March 19th, 20th, 21th
“Death must be so beautiful…to have no yesterday, and no tomorrow. To forget time, to forgive life, to be at peace.” Oscar Wilde
In the past few days, I ventured back in time. I visited to another world within Paris, the realm of the great deceased. On March 20th, I went to visit the most famous and most visited cemetery in Paris and in the world, Père Lachaise. Père Lachaise takes its name from the confessor of Louis XIV, Père François de la Chaise. A garden graveyard built on the side of a hill, Père Lachaise is not just any ordinary graveyard, but a city of the dead with its own winding streets named after famous people laid to rest there. Père Lachaise is the place set apart for all Parisiens dead or alive. To be buried Père Lachaise, one has to be either a citizen of Paris, or to have died in Paris. For the living Parisiens, Père Lachaise is their favorite location for a walk (the French really likes promenades in graveyards for some reason).

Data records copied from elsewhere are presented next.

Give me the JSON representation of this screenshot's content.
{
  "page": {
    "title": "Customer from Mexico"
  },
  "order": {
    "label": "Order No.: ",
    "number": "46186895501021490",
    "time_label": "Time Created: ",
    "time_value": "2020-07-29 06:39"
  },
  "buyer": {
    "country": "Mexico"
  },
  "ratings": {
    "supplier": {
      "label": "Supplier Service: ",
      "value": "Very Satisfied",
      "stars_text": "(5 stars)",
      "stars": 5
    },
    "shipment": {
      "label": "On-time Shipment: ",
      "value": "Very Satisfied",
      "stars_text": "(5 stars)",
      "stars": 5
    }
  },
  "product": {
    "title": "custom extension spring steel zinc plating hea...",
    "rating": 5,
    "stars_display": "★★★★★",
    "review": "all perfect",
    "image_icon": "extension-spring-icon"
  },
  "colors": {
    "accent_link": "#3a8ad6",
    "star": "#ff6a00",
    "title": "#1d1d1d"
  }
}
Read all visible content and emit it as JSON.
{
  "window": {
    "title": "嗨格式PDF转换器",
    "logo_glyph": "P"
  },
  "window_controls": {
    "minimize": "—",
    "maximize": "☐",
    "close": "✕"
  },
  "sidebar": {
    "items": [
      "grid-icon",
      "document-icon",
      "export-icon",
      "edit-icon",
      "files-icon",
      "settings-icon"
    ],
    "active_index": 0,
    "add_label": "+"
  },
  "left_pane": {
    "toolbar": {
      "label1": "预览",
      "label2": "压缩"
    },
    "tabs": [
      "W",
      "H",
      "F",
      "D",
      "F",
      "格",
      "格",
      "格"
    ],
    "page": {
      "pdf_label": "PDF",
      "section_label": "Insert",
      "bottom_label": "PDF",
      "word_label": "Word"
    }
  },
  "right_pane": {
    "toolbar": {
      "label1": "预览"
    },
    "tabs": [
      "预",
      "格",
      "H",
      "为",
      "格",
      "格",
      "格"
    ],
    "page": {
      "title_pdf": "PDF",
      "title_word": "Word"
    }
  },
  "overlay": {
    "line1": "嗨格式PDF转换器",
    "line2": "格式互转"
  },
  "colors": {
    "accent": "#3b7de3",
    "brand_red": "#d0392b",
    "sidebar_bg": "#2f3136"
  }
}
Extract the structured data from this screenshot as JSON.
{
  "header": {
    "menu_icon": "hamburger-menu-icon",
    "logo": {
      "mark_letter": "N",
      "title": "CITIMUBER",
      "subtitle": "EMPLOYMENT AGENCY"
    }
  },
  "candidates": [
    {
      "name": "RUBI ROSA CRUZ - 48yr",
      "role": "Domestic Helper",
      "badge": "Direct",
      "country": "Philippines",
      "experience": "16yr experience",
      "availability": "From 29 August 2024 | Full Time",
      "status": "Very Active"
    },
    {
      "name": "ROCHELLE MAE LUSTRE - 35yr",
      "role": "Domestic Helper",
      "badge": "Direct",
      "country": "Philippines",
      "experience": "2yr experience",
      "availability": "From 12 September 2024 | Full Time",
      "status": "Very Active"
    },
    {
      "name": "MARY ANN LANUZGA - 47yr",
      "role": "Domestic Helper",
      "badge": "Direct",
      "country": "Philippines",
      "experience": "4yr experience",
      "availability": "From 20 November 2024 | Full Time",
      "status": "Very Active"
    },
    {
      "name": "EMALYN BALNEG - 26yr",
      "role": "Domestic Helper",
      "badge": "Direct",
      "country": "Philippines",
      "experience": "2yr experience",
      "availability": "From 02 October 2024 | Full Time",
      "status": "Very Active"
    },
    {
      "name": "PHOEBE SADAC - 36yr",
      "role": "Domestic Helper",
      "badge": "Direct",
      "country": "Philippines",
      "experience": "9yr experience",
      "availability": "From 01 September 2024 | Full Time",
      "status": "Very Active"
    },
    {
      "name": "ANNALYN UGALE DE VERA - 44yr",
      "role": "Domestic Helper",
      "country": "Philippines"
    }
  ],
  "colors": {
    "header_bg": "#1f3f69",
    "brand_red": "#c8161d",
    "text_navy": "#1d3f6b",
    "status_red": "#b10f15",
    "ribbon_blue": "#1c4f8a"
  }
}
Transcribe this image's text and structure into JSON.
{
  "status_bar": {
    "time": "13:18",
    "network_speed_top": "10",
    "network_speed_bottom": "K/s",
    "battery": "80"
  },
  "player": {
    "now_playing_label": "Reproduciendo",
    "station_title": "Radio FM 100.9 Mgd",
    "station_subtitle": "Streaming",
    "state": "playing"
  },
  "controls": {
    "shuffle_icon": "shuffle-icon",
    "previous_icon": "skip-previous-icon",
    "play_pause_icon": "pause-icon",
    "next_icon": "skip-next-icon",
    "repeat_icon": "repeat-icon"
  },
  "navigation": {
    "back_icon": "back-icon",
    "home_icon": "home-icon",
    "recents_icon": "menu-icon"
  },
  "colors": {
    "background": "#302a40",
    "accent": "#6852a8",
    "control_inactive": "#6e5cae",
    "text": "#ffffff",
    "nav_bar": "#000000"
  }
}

Given the numerous great spirits laid to rest in this cemetery, I decided to follow the guided tour laid out in Anna Erikssön and Mason Bendewald’s book Meet Me At Père Lachaise. As I walked down the winding roads following the instructions in the book, reading about the life stories of the famous deceased, I felt myself transferred into a much more peaceful world. I felt like if I was quiet enough I can almost Molière and La Fontaine discussing literature or Chopin playing music. I couldn’t help but be filled with great awe and respect for all who has given their lives to making our world as beautiful and rich as it is now.
some of the famous graves at Père Lachaise: Chopin, Abelard and Heloise, Jim Morrison, La Fontaine, Oscar Wilde, Balzac, and Molière.
Earlier on March 19th, I went to Cathédrale Notre-Dame de Paris and Sainte-Chapelle on the île de la Cité.
Notre-Dame de Paris
Finally, today I visited the Musée Jacquemart-André in the Belle-Epoch bourgeois townhouse of the art collector Edouard André and artist Nélie Jacquemart designed by famous architect Henri Parent. This museum is also one of my favorite smaller museums. Not only does it boast of a great collection of paintings, sculptures, artifacts, and decorative art collected by the couple through their travels around Europe and the world, the architecture of the house itself can be considered a masterpiece (in fact, I liked this townhouse better than Palais du Versailles, which is a little bit too ornamented for my taste). I was struck with awe by the amazing work the couple has done for the art collections in France, both acquiring important paintings themselves and helping French museums with their fund and donations. At the same time, I can’t help but admire at the design of the spiraling staircase positioned in one side of the house, the retractable walls of the reception room, and the exquisite winter garden.
Finally, I had the luck to enjoy the temporary exhibit of female French-American impressionist artist Mary Cassatt. She was a great friend of Edgar Degas, an important member of the impressionist movement, and spent part of her childhood in the Philadelphia area in Pennsylvania. She was a great advocate for presentation of women in paintings and particularly enjoyed depicting the subject of maternity and the tender relationship between mother and child.